DATA SHOWN >>
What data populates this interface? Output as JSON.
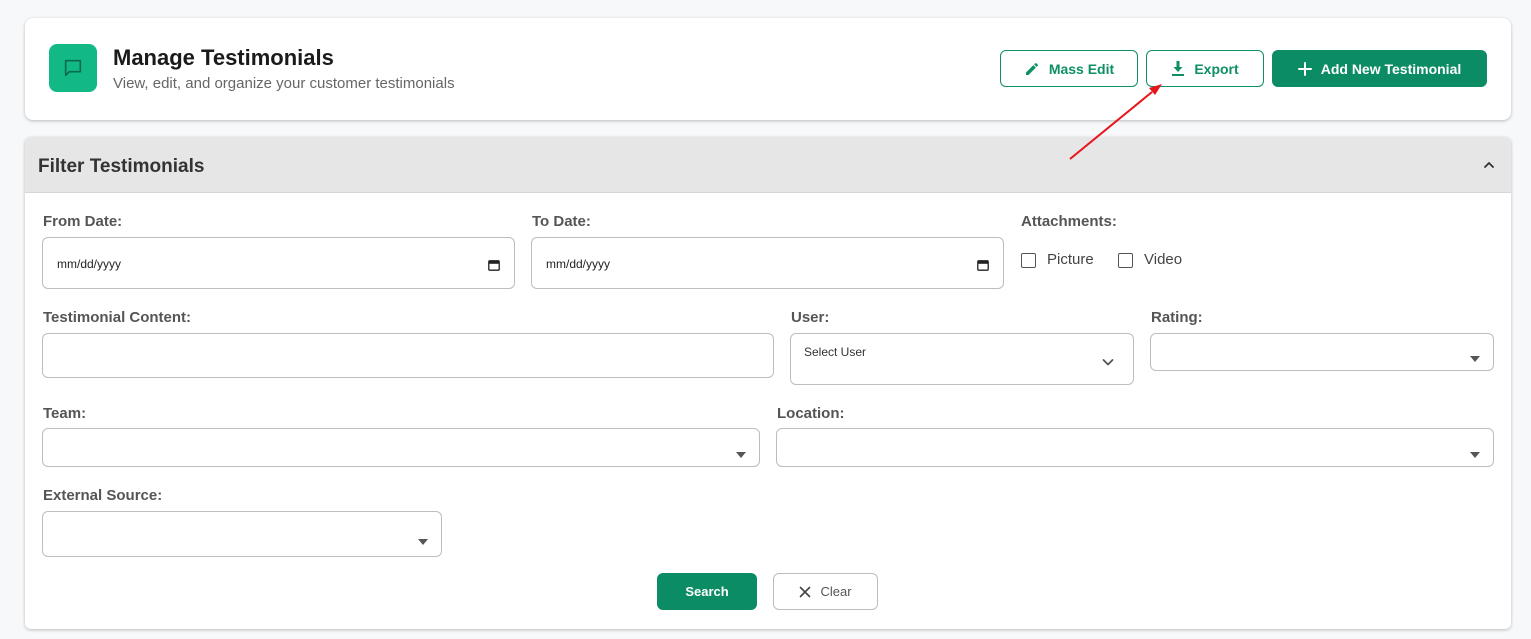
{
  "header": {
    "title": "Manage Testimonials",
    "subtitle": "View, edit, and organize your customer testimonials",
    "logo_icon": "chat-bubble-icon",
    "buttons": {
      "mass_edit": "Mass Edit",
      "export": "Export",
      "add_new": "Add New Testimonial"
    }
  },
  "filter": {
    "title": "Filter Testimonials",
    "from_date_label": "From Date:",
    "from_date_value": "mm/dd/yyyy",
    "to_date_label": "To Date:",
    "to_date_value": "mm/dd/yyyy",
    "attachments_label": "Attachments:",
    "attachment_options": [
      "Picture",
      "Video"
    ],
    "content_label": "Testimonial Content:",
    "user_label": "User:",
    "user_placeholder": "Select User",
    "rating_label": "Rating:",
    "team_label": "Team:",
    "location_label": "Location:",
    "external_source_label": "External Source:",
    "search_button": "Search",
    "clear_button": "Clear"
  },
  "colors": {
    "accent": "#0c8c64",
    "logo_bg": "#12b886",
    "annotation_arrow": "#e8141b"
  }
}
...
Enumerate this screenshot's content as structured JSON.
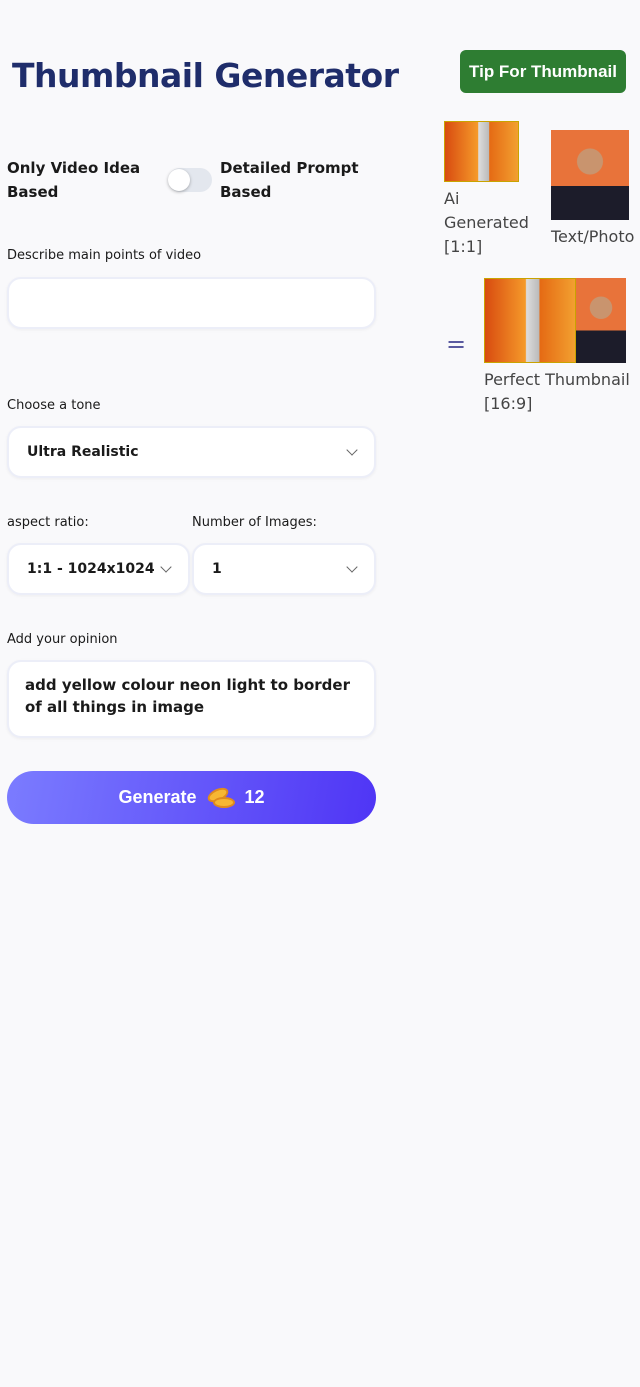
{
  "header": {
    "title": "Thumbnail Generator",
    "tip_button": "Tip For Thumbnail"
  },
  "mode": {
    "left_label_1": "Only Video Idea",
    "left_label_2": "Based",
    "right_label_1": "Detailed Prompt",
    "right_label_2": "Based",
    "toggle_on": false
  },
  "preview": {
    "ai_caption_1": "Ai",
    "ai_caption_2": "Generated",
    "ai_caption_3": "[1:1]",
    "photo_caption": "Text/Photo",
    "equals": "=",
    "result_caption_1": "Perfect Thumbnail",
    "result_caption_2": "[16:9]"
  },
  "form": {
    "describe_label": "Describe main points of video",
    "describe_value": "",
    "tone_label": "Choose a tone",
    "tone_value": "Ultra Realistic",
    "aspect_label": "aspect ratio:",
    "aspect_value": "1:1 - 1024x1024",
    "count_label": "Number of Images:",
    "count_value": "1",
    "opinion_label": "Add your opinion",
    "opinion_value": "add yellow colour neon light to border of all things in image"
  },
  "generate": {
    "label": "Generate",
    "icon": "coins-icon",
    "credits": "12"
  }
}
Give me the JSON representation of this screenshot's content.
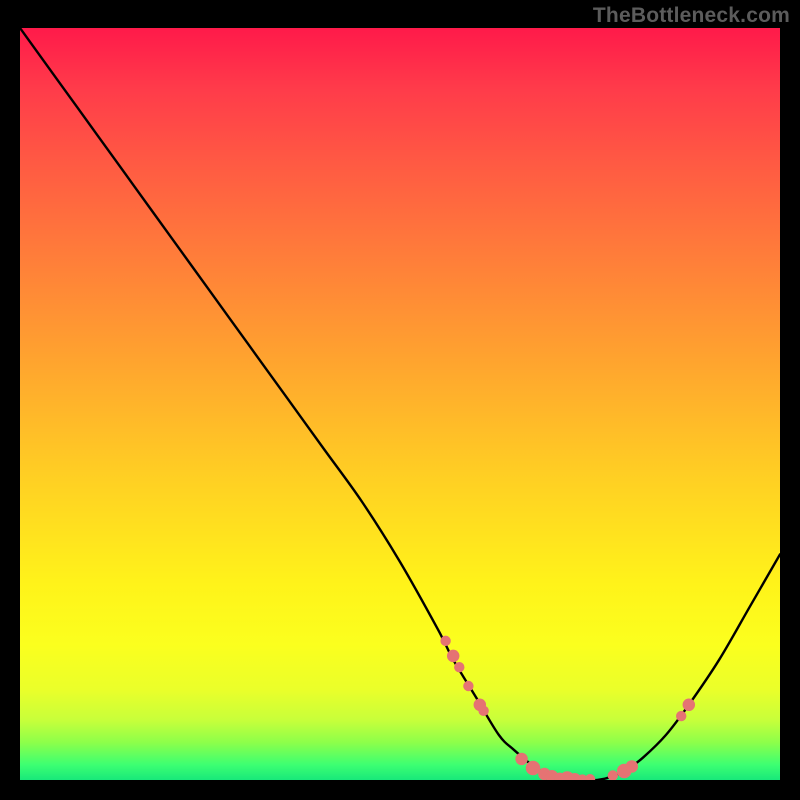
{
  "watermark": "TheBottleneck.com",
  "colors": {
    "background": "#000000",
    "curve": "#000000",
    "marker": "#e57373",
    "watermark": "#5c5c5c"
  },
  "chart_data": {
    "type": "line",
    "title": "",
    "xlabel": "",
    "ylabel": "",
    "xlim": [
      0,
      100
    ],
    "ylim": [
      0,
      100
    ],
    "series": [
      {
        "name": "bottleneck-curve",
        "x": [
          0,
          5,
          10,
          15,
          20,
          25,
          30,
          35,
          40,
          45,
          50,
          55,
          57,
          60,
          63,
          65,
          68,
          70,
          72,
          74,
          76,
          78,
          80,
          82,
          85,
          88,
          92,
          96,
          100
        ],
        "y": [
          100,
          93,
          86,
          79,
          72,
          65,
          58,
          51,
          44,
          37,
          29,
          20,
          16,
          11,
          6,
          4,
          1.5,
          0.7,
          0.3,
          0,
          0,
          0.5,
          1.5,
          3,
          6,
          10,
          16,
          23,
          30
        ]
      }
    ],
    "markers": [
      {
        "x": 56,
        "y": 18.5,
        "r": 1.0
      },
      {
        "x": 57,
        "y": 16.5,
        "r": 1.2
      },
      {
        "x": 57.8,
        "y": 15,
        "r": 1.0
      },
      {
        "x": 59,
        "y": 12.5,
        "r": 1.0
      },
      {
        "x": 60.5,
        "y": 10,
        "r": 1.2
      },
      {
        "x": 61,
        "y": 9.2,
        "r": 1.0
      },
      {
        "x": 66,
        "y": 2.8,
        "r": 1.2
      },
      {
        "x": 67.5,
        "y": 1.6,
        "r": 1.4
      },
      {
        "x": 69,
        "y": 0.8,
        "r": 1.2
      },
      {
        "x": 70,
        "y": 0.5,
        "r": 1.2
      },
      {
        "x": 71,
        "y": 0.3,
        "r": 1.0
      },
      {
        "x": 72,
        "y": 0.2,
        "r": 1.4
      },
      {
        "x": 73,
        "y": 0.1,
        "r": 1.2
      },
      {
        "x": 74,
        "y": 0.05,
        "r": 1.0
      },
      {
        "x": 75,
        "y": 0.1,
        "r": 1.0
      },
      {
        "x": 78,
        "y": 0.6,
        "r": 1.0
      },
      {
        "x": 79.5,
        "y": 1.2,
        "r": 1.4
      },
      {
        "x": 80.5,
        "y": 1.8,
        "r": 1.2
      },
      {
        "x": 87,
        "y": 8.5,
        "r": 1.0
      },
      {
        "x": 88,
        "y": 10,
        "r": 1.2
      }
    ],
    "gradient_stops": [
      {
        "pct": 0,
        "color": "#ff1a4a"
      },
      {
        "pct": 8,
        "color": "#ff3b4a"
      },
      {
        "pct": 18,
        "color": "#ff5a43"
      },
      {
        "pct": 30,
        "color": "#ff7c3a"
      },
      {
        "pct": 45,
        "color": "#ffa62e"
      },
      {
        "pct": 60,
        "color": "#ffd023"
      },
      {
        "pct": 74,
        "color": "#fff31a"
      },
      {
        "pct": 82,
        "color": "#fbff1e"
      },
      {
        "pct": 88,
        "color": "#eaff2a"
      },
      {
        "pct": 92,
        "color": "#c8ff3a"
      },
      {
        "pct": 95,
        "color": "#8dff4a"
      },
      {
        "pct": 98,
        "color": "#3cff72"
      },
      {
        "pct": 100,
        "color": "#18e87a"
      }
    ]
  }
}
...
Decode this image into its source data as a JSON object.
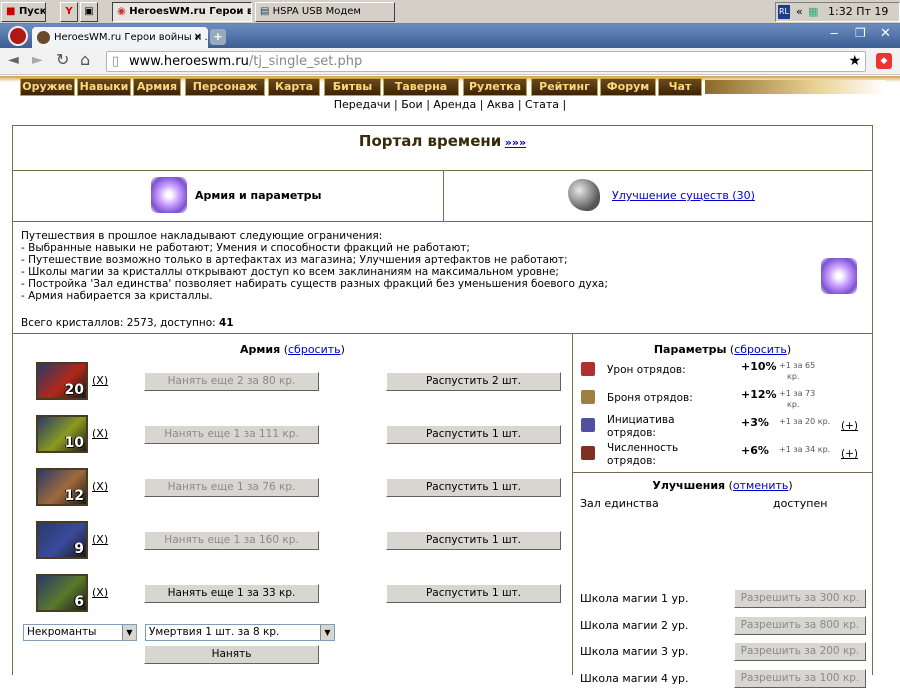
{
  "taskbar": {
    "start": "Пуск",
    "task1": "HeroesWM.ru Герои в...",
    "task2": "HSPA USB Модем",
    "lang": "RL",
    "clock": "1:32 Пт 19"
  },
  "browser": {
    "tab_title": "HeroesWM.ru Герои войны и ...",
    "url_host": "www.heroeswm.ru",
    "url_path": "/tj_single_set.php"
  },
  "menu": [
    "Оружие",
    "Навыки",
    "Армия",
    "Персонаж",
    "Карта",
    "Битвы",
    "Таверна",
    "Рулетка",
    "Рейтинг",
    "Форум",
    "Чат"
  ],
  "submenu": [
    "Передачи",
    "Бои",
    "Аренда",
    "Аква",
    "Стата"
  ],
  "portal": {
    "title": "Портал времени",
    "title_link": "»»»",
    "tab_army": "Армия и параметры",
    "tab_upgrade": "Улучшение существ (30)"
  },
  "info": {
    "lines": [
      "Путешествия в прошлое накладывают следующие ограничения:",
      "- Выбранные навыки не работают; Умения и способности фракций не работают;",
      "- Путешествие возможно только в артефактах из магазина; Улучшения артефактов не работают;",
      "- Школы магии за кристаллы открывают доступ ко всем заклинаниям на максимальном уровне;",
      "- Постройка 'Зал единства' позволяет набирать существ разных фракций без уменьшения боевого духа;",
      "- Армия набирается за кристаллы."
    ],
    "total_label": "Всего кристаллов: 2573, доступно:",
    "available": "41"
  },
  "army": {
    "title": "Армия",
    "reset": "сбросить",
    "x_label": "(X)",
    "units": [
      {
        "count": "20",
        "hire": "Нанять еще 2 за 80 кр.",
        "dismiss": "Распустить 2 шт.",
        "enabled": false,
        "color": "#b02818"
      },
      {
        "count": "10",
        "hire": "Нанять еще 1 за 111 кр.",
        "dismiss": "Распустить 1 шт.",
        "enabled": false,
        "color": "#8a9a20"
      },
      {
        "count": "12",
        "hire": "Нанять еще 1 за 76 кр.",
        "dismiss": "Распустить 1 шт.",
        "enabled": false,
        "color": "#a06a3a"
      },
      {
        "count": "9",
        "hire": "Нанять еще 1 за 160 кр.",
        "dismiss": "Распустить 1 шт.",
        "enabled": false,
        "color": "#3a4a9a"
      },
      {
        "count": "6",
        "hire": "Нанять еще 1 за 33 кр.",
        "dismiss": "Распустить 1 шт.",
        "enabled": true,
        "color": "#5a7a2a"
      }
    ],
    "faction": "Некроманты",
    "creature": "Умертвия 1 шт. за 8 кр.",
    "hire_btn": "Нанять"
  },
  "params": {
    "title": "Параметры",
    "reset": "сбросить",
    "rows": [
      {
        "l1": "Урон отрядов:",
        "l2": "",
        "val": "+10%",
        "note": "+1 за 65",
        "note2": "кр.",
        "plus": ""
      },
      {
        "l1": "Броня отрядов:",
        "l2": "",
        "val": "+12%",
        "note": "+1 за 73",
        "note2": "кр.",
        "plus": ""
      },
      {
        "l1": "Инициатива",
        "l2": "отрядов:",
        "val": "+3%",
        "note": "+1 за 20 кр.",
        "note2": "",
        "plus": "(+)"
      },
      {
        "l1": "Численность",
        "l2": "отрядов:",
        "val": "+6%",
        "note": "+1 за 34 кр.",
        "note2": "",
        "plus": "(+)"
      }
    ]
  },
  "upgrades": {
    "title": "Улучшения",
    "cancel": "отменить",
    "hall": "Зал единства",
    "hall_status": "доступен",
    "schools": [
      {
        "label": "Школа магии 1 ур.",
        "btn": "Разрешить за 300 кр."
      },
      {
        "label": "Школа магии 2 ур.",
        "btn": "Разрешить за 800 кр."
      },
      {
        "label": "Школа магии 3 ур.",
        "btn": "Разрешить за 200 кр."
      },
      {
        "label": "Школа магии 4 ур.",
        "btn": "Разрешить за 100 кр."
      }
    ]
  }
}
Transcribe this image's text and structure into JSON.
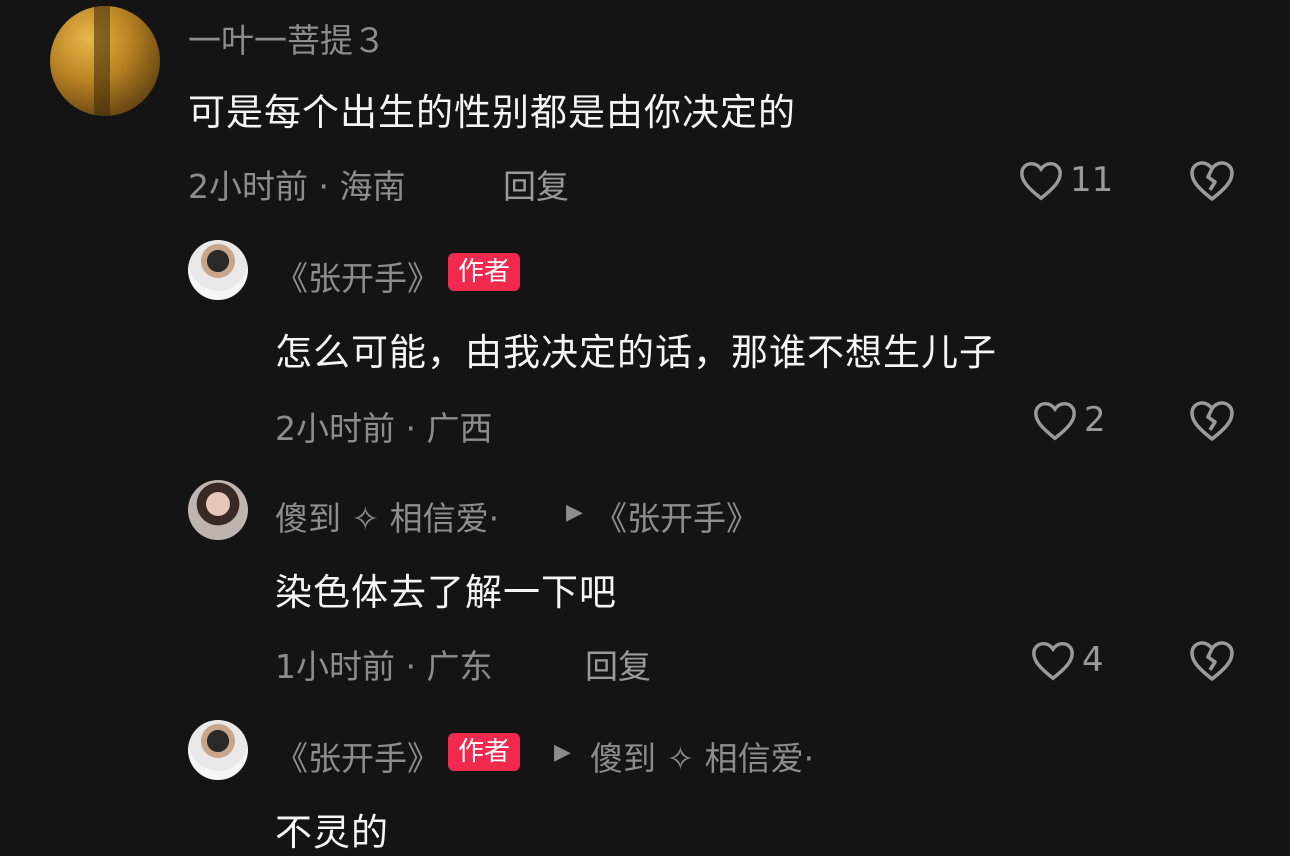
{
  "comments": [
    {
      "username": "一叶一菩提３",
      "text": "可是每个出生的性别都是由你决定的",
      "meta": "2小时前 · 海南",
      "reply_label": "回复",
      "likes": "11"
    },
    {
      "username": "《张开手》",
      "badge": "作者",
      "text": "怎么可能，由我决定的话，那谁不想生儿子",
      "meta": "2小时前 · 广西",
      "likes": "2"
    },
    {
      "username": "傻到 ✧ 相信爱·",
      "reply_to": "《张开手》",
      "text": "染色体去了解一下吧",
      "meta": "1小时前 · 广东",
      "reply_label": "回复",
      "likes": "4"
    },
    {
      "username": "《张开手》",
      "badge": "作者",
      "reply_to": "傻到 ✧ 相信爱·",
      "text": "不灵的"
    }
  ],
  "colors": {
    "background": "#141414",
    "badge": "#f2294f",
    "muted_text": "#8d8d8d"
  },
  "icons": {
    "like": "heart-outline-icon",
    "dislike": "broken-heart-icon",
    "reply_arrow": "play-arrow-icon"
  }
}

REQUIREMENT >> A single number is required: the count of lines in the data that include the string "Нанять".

SOLUTION BELOW >> 6